Make Sure Your Flat Roof is Pitch Perfect

A Wednesday evening varsity basketball game is nearly over when a strong storm quickly moves into the area. It begins to rain, then a sudden gust of wind violently peels the roof off the gymnasium. Debris pelts guests as they run for cover. As you turn your attention skyward, there’s nothing you can do but watch as thousands of gallons of rainwater pour into your building.

Many commercial buildings have large spanning roofs that are flat. The benefits include lower initial construction costs, architectural appeal, and needed space to mount mechanical systems. Some church, school, and college campuses may have buildings with flat roofs that cover hundreds of thousands of square feet of electronic equipment, books, students, worship services, instruments, gym floors, and more.

Since you can’t see a flat roof from the ground, problems like loose flashing or clogged drains may go unnoticed until it’s too late. That’s why routine inspection and maintenance are key to maximizing longevity and minimizing the potential for leaks and catastrophic failure.

Flat Roof Basics

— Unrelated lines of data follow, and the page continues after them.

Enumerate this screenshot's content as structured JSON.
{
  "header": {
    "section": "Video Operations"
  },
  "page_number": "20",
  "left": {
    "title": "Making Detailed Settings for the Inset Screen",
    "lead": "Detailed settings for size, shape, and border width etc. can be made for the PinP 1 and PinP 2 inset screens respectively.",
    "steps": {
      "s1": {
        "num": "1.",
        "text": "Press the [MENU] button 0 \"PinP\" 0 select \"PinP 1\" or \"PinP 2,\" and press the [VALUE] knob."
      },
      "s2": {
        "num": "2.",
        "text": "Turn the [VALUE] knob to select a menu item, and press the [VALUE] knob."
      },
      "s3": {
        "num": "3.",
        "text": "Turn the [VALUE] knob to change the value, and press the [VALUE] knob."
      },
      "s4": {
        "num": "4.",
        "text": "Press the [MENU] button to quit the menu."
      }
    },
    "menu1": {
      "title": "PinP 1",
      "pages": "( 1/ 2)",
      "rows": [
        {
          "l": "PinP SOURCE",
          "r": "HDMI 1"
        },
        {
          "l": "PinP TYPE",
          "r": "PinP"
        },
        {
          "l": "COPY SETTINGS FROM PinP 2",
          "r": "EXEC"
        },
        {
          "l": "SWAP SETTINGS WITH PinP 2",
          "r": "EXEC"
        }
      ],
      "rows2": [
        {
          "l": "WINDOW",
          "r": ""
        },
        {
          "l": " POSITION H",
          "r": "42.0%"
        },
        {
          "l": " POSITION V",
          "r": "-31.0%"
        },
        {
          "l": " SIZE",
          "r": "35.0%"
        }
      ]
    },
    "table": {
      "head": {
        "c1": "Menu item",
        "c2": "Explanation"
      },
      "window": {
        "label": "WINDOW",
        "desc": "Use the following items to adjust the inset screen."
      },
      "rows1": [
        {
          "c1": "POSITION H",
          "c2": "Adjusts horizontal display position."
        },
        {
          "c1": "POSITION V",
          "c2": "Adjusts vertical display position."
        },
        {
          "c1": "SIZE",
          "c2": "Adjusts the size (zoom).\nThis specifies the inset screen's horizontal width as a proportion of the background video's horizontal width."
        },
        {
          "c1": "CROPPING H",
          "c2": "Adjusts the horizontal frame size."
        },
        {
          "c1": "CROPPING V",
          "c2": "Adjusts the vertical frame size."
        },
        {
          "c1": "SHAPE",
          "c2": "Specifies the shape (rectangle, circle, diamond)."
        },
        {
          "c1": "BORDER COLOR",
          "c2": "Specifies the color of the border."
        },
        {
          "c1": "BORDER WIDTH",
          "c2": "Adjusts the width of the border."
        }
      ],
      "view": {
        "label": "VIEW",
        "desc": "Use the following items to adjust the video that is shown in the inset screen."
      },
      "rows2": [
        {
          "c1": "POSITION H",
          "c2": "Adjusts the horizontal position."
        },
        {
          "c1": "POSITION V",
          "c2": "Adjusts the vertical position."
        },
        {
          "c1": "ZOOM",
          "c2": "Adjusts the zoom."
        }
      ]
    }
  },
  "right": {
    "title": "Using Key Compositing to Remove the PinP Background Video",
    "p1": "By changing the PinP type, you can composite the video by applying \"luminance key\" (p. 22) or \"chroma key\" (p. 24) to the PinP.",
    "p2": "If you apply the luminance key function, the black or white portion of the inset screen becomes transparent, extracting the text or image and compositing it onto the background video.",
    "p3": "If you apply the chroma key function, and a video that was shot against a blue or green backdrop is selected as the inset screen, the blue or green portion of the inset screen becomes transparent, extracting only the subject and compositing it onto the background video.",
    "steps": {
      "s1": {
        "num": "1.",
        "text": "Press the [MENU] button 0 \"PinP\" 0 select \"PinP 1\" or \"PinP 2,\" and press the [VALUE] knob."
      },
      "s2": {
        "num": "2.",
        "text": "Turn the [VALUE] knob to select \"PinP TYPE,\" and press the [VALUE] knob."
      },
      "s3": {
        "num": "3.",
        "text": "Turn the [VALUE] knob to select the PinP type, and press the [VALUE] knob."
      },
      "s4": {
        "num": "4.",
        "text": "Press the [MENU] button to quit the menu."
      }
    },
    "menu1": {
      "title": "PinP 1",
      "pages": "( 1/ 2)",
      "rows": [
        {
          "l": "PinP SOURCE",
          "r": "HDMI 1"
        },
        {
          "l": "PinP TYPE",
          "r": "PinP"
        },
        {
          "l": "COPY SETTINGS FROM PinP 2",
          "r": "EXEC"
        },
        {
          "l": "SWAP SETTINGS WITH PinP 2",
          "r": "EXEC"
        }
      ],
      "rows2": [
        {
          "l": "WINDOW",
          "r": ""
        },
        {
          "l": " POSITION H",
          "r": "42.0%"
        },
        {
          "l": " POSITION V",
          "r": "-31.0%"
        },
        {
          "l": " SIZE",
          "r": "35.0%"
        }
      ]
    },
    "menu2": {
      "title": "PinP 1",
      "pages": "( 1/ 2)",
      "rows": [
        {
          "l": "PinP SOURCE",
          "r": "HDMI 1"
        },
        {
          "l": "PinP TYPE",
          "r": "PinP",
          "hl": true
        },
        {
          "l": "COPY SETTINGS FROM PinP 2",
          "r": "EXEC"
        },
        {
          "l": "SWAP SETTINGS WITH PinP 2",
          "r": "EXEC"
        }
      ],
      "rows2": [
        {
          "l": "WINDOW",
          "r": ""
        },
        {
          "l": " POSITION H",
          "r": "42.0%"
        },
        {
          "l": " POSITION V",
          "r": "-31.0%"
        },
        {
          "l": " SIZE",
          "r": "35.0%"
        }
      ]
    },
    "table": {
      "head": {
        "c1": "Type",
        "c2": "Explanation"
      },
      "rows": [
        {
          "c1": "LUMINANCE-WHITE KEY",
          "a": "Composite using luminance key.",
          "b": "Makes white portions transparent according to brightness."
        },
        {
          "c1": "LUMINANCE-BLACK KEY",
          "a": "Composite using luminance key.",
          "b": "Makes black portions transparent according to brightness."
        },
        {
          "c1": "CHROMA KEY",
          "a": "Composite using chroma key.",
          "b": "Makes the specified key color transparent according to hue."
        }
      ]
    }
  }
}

A flat roof begins with the roof deck, a structural layer that transfers the external forces a roof creates (its own weight) or experiences (such as wind uplift) to the building. It can be mechanically attached, welded, or integrated (such as a poured concrete deck) to the framing. On top of the roof deck are several layers that make up the roofing system. These layers may include a vapor barrier, insulation, coverboard, and roof cover. The roof cover can be made of a variety of materials depending on the installed system. For example, a single ply membrane is made of a durable rubber or vinyl material, which can be attached by using adhesive, mechanical fasteners, or rocks known as ballast. This  layer protects your building against weather, including  water intrusion.

Flashing Red Flags

The perimeter edges of a flat roof are protected with a strip of metal or other material called flashing. It’s a critical component of the flat roof system and provides protection against wind and rain where the roof meets the walls. It also helps prevent wind from lifting the roof cover, which can lead to significant damage or even roof failure.

Regular inspection of the flashing can help you spot problems early so they can be fixed. “From the ground or from the roof with proper safety equipment, look for waviness, degradation, rusting, and disconnected fasteners. These are all red flags for flashing that could lead to a roof cover failure,” said Chris Cioffi, commercial programs manager for the Insurance Institute for Business & Home Safety (IBHS).

When flashing becomes loose, wind can cause the roof membrane to detach from the building, potentially leading to catastrophic failure and water damage. “Most roof related losses start with failure of flashing,” said Cioffi.

Maintaining a Flat Roof

The longevity of flat roofs can vary and is highly dependent on how it’s installed and maintained. Typically, a flat roof can last from 10 to 30 years. To maximize the longevity of a flat roof, it’s important to regularly perform inspections, cleaning, and repairs. Standing water, debris, and excessive wear and tear that’s not quickly repaired can all contribute to a roof covering that fails.

“Roofs should be inspected and maintained at every season change, before a storm, and following a storm. This way, if an issue is noted, it can be fixed before the next storm in order to reduce loss, including water intrusion and business interruption,” noted Cioffi.

Flat roofs often can’t be seen from the ground, so they require direct inspection. While they can be safer to inspect than a pitched roof, you’ll still need the appropriate safety equipment. As an alternative, you could use a drone to inspect the roof or hire a roofing specialist.

When hiring a contractor to perform routine inspection and maintenance on your roof, make sure they note the condition of the roofing assembly and indicate items that need immediate and near-term repair. Repairing small issues now can help prevent major problems in the future.

Routine maintenance maximizes longevity and avoids catastrophic failure.

1. It’s important to check the flashing around the perimeter of the roof. If it’s loose, get it fixed immediately. This is a common point of failure during high winds.

2. Check for debris like plants, balls, or items left by contractors. It’s common for HVAC vendors or maintenance staff to leave unused items on the roof, which can puncture the roofing membrane or become potential projectiles during high winds.

3. Flat roofs typically have several drains. Make sure they’re not blocked by debris. If the roof can’t drain properly, the standing water can lead to early failure of the roof covering.

4. You’ll want to check any equipment mounted on the roof to make sure it’s properly secured. Loose equipment or wires can damage the roof covering during high winds.

Additional Resources

Posted April 2023

The information provided in this article is intended to be helpful, but it does not constitute legal advice and is not a substitute for the advice from a licensed attorney in your area. We encourage you to regularly consult with a local attorney as part of your risk management program.